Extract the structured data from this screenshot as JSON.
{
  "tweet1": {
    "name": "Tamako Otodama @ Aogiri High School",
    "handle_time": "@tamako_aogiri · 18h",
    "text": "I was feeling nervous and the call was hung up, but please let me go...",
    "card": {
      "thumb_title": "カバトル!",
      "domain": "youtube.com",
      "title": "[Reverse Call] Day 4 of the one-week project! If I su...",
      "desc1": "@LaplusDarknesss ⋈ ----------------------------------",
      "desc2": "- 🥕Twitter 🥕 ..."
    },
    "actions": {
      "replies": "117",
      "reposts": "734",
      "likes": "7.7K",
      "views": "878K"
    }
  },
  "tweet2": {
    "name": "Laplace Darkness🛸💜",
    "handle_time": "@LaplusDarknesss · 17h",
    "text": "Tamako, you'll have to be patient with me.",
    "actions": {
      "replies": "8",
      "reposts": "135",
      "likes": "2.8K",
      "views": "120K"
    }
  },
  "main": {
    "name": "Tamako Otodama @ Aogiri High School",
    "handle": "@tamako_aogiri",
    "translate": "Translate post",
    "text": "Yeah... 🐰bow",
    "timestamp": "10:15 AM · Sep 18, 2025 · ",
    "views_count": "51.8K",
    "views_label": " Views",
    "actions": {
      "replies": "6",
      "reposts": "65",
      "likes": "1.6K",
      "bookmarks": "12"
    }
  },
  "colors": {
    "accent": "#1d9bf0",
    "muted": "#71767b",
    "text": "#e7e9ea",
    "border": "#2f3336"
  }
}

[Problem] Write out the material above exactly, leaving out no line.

[Written response]
Extract the structured data from this screenshot as JSON.
{
  "tweet1": {
    "name": "Tamako Otodama @ Aogiri High School",
    "handle_time": "@tamako_aogiri · 18h",
    "text": "I was feeling nervous and the call was hung up, but please let me go...",
    "card": {
      "thumb_title": "カバトル!",
      "domain": "youtube.com",
      "title": "[Reverse Call] Day 4 of the one-week project! If I su...",
      "desc1": "@LaplusDarknesss ⋈ ----------------------------------",
      "desc2": "- 🥕Twitter 🥕 ..."
    },
    "actions": {
      "replies": "117",
      "reposts": "734",
      "likes": "7.7K",
      "views": "878K"
    }
  },
  "tweet2": {
    "name": "Laplace Darkness🛸💜",
    "handle_time": "@LaplusDarknesss · 17h",
    "text": "Tamako, you'll have to be patient with me.",
    "actions": {
      "replies": "8",
      "reposts": "135",
      "likes": "2.8K",
      "views": "120K"
    }
  },
  "main": {
    "name": "Tamako Otodama @ Aogiri High School",
    "handle": "@tamako_aogiri",
    "translate": "Translate post",
    "text": "Yeah... 🐰bow",
    "timestamp": "10:15 AM · Sep 18, 2025 · ",
    "views_count": "51.8K",
    "views_label": " Views",
    "actions": {
      "replies": "6",
      "reposts": "65",
      "likes": "1.6K",
      "bookmarks": "12"
    }
  },
  "colors": {
    "accent": "#1d9bf0",
    "muted": "#71767b",
    "text": "#e7e9ea",
    "border": "#2f3336"
  }
}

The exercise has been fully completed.